Norman could not be reached by email or phone. Luke Largess, a Charlotte attorney representing Dunn’s mother, Freida Winters, said they agreed not to talk about the case as part of its settlement.
Epley and Thompson said they would not release the settlement agreement until it is recorded in the minutes of the next county commissioners board meeting on Oct. 19. The commissioners had approved it in a closed session several weeks ago, they said.
Approval of meeting minutes isn’t required to release a lawsuit settlement, which is a public record under state law, said Brooks Fuller, director of the North Carolina Open Government Coalition at Elon University.
“If there is a signed and executed settlement agreement, it’s a public record and must be produced,” he said.
The settlement is the second in less than three years in which Cleveland County has paid more than $300,000 to resolve a lawsuit alleging liability in an inmate’s death. In 2019, the county paid $303,000 to the family of Archie McNeilly Jr., 40, who died of renal failure in 2015.

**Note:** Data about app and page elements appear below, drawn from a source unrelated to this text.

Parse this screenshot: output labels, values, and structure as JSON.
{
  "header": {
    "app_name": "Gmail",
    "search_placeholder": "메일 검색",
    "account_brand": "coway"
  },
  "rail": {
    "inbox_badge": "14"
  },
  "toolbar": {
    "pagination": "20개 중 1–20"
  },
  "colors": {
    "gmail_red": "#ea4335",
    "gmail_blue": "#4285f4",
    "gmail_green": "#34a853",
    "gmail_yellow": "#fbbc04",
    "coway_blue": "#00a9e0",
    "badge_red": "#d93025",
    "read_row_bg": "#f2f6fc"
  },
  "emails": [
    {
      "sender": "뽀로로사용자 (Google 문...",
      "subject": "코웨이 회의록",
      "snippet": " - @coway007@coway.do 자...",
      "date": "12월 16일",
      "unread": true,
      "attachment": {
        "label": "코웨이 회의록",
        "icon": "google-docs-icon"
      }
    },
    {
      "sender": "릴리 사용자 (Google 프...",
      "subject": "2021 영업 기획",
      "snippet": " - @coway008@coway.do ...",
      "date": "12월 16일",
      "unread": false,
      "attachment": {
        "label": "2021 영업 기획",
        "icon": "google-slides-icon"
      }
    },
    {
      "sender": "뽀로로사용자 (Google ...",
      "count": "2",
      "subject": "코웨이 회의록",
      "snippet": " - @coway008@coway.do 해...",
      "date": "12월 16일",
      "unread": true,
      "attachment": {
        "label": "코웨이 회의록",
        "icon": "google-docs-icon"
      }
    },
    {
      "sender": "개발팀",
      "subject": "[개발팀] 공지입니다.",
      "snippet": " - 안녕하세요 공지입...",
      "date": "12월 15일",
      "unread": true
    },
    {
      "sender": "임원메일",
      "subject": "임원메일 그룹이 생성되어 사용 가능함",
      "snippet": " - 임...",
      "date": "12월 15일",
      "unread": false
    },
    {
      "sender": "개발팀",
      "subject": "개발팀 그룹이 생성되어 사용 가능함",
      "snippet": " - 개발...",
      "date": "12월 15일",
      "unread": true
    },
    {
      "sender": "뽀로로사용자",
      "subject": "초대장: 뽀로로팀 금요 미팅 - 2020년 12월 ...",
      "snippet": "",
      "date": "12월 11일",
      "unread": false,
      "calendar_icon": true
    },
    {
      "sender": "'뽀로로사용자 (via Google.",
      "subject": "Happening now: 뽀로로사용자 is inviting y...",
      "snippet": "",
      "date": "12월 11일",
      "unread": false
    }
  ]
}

A state DHHS investigation into his death found at one point he had gone unchecked by jail staff for more than two hours. Largess had also represented his family.
The amount of money the county has paid out should trigger more corrective action for the jail, said Susan Pollitt, a senior attorney for Disability Rights North Carolina. The nonprofit assists people with mental and physical disabilities; jails often have significant numbers of inmates struggling with mental illness.
“You would hope that they would have the foresight to spend some resources to make their jail safer going forward,” she said.
In a response to state investigators, Sheriff Norman’s office said the jail was putting in place a new system to track detention officers’ inmate checks
Dunn was among 46 North Carolina inmates in 2019 who died in jails or in a hospital after becoming ill or injured behind bars. That was a record high number since the state began tracking these deaths in the 1990s.
The number of these deaths was even higher last year, with at least 49 jail inmate deaths recorded.
Jail inmate deaths have been trending upward for several years. State lawmakers have held hearings about the rising toll, but have not passed significant reforms. House Speaker Tim Moore, who also serves as Cleveland County’s attorney, has not responded to a reporter’s emailed questions about Dunn’s death.
Jail deaths often lead to lawsuits that result in settlement payments to inmates’ families. Those agreements occasionally include required changes in jail management. That was the case after a 17-year-old hanged herself in the Durham County jail in 2017.
That settlement, which paid her family $650,000, required the jail to remove suicide hazards by the end of 2019 and to stop housing inmates under 18 with adults.